Low-income individuals and families in emerging economies are more likely to be malnourished, live in an unhealthy environment, be more exposed to contaminated water supplies, have restricted access to healthcare, take fewer preventative health measures, and are disproportionately at risk from accidents and illness which can push them back into extreme poverty. Women are particularly exposed to reproductive health risks. According to the World Health Organization (WHO), about 150 million people around the world suffer financial catastrophe from out-of-pocket healthcare costs each year.
Inclusive health insurance is a vital add-on to basic state social and health protection. But insurance doesn’t just help manage health risks - it encourages people to seek medical help when they need it and boosts well-being by providing peace of mind even when life is smooth.
Many MiN members are helping to achieve SDG 3 (Good health and well-being) and SDG 5 (Gender equality) by providing inclusive health and life insurance. In Pakistan, for example, Kashf Foundation pioneered health insurance for low-income households and currently enjoys around 30 percent market share, with more than 400,000 clients and 1.5m lives covered. Women make seven percent of claims and receive 72 percent of the total claim amount. “Our research showed that any household money for hospitals or medicine was being spent on men and children,” says Kashf’s CFO Shahzad Iqbal. “The women were really missing out and were suffering as a result.”
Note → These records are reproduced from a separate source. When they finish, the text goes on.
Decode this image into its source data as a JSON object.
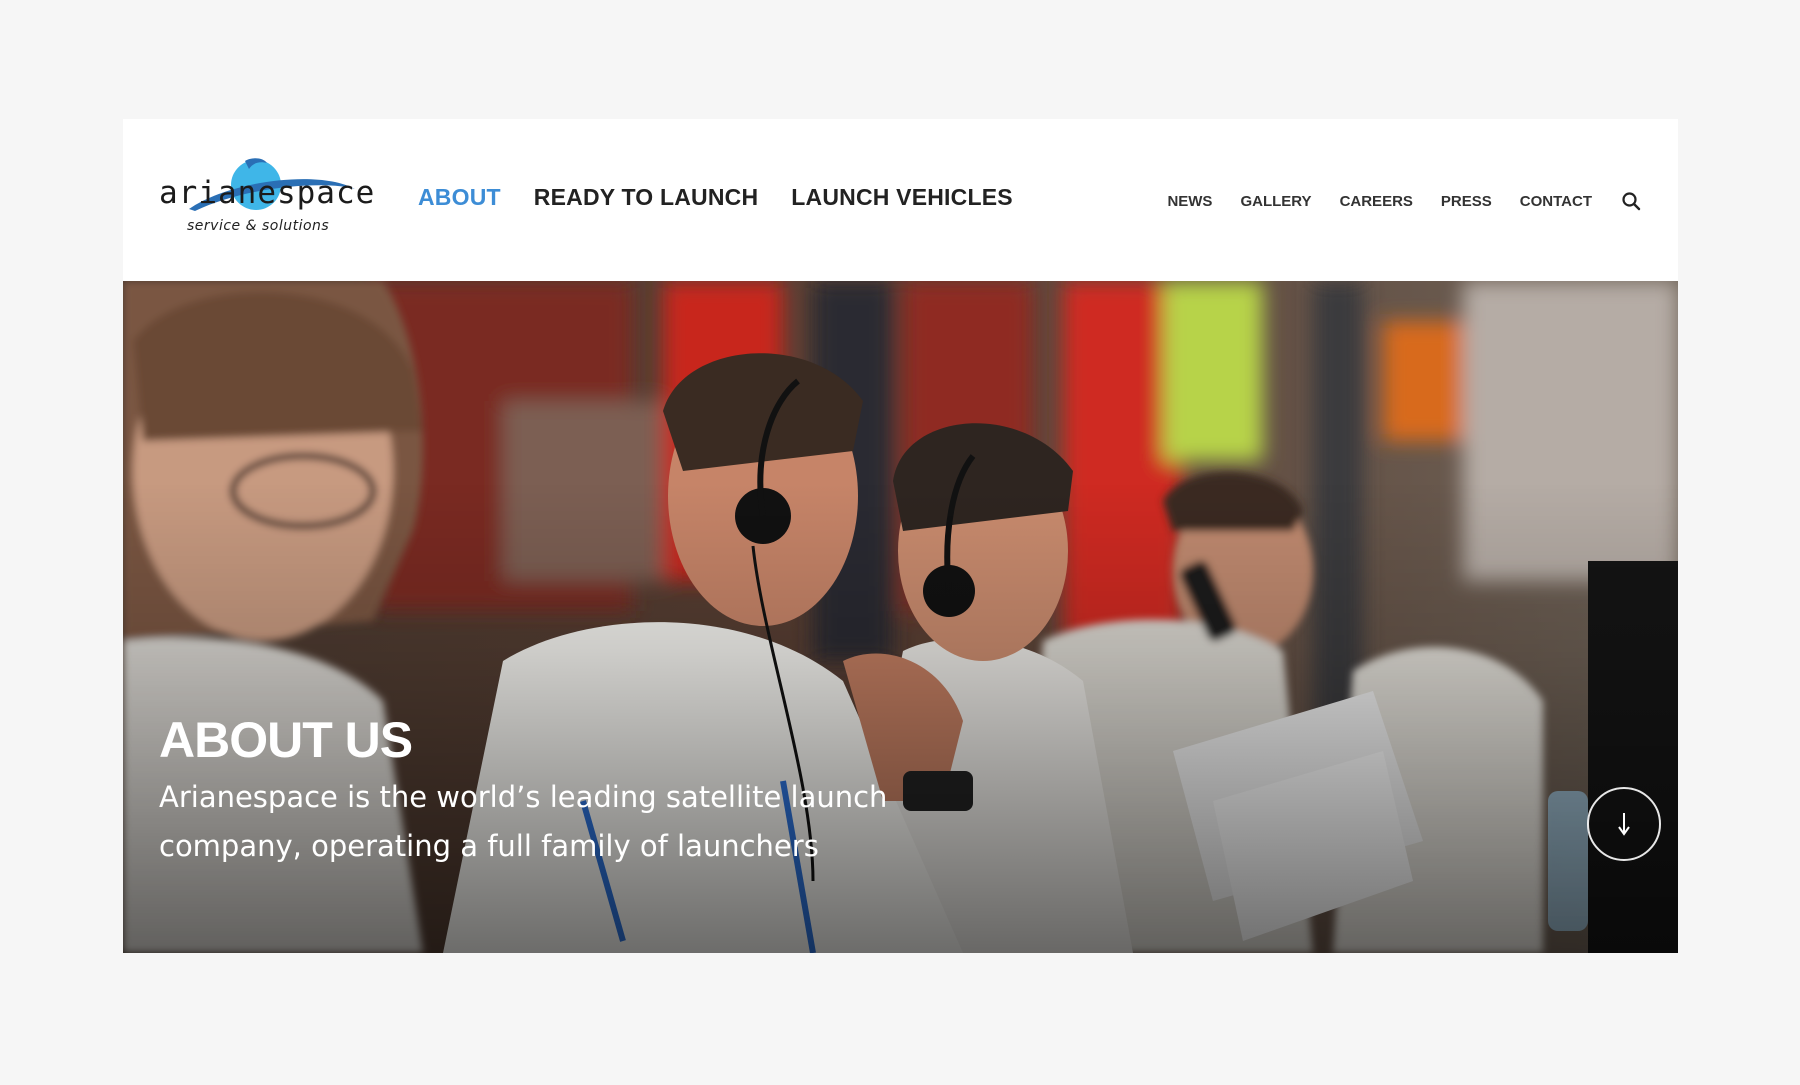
{
  "logo": {
    "wordmark": "arianespace",
    "tagline": "service & solutions",
    "accent_color": "#3fb6e8"
  },
  "main_nav": {
    "items": [
      {
        "label": "ABOUT",
        "active": true
      },
      {
        "label": "READY TO LAUNCH",
        "active": false
      },
      {
        "label": "LAUNCH VEHICLES",
        "active": false
      }
    ],
    "active_color": "#3d8dd6"
  },
  "util_nav": {
    "items": [
      {
        "label": "NEWS"
      },
      {
        "label": "GALLERY"
      },
      {
        "label": "CAREERS"
      },
      {
        "label": "PRESS"
      },
      {
        "label": "CONTACT"
      }
    ],
    "search_icon": "search-icon"
  },
  "hero": {
    "title": "ABOUT US",
    "subtitle": "Arianespace is the world’s leading satellite launch company, operating a full family of launchers",
    "scroll_icon": "arrow-down-icon"
  }
}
Payments for out-of-pocket expenses may be one of the biggest incentives for taking out cover. For example, as Lead Foundation found when designing their new health product for Egypt, more than half the population has access to government health insurance, yet 72% of total health expenses are out-of-pocket - transport, medicine, special diets, hospital stays, loss of income - and even bribes.
As Jon Hellin and Dr. Eleanor Fisher wrote in the State of Microinsurance 2018, “Women represent an untapped target group for insurance with high growth potential. There is a social and business case for factoring gender into the design and implementation of inclusive insurance.”
“Low income women don’t talk about being uninsured,” says Gilles Renouil of Women’s World Banking (WWB) - also a MiN member. “Health, education, income and - depending on the region - food security are their main financial pain points, but you always find health in the top three.”
There’s a solid business case for low-cost health insurance, according to the ILO’s Impact Insurance Facility. Their recent report Financial Inclusion and Health: how the financial services industry is responding to health risks finds there is a huge, as yet unmet demand for health solutions to keep clients and their families healthy. However, the market is not without its risks. Some clients might be tempted to make over-enthusiastic use of benefits such as cash payments for overnight hospital stays. “As soon as the women realised they could claim on the insurance they started using it for themselves,” says Kashf’s Shahzad Iqbal. “There was a 155 percent loss ratio in the first year!”
Health insurance could be a good way to build clients’ trust, provided they have a good experience. Having to pay an up-front premium, delays in settling claims and complicated claims paperwork are among the reasons why some products are unsuccessful. As always, listening to customer feedback is key. The ILO lists some top tips for successful health microinsurance, among them making it mandatory, designing simple products, offering value-added services and bundling health insurance with savings products.
Additional value can be added by bundling in extra health services such as telemedicine or reward-based schemes which incentivise healthier behaviour and lifestyles - for example the globally successful Vitality programme from Discovery Health, which rewards users for healthy activities such as going to the gym. Reward schemes currently target mainly middle-class clients in relatively wealthy countries, but as the ILO’s Lisa Morgan argues, there is nothing to stop them being applied to microinsurance markets. Triggerise, for example, is a not-for-profit development organisation operating in Sub-Saharan Africa and India which has developed a number of low-cost reward platforms to drive healthier outcomes and social impact.
However, as long-standing MiN member Denis Garand puts it, “The whole field of health coverage really has a long way to go - we are really only starting to understand a more holistic approach and making quality and efficiency improvements to improve the outcomes of people’s lives.”
“For low-income households to avert poverty,” says the ILO, “they need family members who are healthy enough, for long enough, to be sufficiently economically active to accumulate wealth and thus become financially resilient.”